Three Hiring Mistakes Hurting Your Business
The best type of hires are those that will do what it takes to get the job done
A company's prospects are largely tied to its employees. The products and services matter, of course, but it's the people who determine the customer experience and are the ones that get things done. As a result, hiring the right people is vitally important, but many companies make significant mistakes in the hiring process. Here are some of the most impactful ones:
The "Google Effect'
Let's say an employer is looking for an IT manager or a marketing guru and they come across an applicant that previously worked at Google (or a similar big tech firm). It's natural for that person to stand out and perhaps immediately go to the top of the pile.
While working at Google is an accomplishment, that person shouldn't then be considered an automatic hire for the rest of their career. Hiring managers should remember that jobs are about more than just cognitive ability. Someone with a "Google-level" intellect might be proficient at some aspects of the job, but what if they rub people the wrong way? And many industries are different than the tech sector with varying demands and expectations. The skills required for someone to work at Google don't necessarily translate to another industry. This isn't to say that past experience and qualifications do not matter. They do, but it must be part of a broader picture of the applicant's demeanor and other characteristics.
Moving Too Fast
Often the biggest mistake firms make with new hires is by moving too fast. Perhaps the company needs 10 new call center employees due to a product expansion and an expected increase in customer demand. The call center manager puts pressure on HR to conduct a quick interview process that skips some of the regular procedures. The problem comes when five or six of the hires aren't capable, and the company lets them stick around for 90 days to see if they can train them into proficiency. Most of them have to be let go after three months, and then HR is scrambling to find replacements. The cycle then repeats.
Companies should exercise as much discipline during the hiring process in order to find quality long-term applicants. Everyone makes bad decisions when their back is against the wall, so take the time to carefully review each applicant's work history and their overall personality. Look at the applicant's school program, their GPA, along with their work history. Do they have a pattern of hard work? Are they smart but maybe won't be willing to put in the long hours? Refine your hiring process over time, but keep it consistent and avoid cutting corners.
Taking your time in the process is a little challenging in today's robust economy where quality applicants might have multiple offers. However, you need to stay on course and go through the process while presenting your company as an attractive place to work to help hold the applicant's interest.
Job Descriptions and Culture are Overrated

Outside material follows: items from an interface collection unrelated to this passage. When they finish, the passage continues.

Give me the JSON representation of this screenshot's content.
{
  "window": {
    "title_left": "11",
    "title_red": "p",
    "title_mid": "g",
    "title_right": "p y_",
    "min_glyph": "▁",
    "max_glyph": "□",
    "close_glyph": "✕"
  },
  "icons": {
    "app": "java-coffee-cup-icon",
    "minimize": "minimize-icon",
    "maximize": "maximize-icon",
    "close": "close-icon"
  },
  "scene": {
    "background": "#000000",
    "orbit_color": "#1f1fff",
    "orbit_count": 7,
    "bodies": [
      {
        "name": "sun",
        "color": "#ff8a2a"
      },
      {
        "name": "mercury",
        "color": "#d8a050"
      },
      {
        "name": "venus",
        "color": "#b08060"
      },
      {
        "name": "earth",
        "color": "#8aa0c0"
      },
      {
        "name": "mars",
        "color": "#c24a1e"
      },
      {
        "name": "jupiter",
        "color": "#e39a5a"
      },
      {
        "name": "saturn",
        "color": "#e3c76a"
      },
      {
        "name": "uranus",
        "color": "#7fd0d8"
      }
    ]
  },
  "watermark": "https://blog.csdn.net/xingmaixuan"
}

A frequent directive for hiring new people is to "clearly define the job description", meaning the job description should be explicitly detailed so the applicant understands what is entailed, and ideally unqualified people will not apply for the job. You of course need a job description, but shouldn't get stuck on such a rigid approach.
The best type of hires are those that will do what it takes to get the job done. If you're a business owner, you don't want "not in the job description" type people. So, hiring managers need to consider if an applicant will understand that business and roles can change fast. Will this hire adapt quickly? Do they have a varied background that might be an asset for a dynamic role?
Another issue with job descriptions that are too detailed is they might scare away people that don't feel like they check all the boxes. Candidates don't need to have the experience with every part of a job description. Hiring managers should find a balanced approach where they interview people with a blend of experiences. Remember that attitude and drive matter. Find employees that will get things done and help the company make money.
A surprising part of the hiring process that's also overrated is "fitting the culture". A sound corporate culture of fairness and social responsibility is great, but that doesn't mean every employee needs to bleed the company colors. If you have an employee that shows up on time and does good work, then does it really matter if they aren't too interested in what the company is doing? It can be challenging to simply find capable people that show up, do their work, and don't cause problems. At some point they might dive deeper into "the culture" but at least they're not wrecking it. Hiring managers should focus on finding the workers who will serve the clients and not cause problems. There will always be some staff members that will act as company cheerleaders—just not everyone needs to fit that mold.
Hiring quality people will also bring challenges. People in interviews are on their best behavior. They might embellish their accomplishments on their resume. Hiring managers can break through some of these challenges by sticking to their process and searching for people that simply get things done.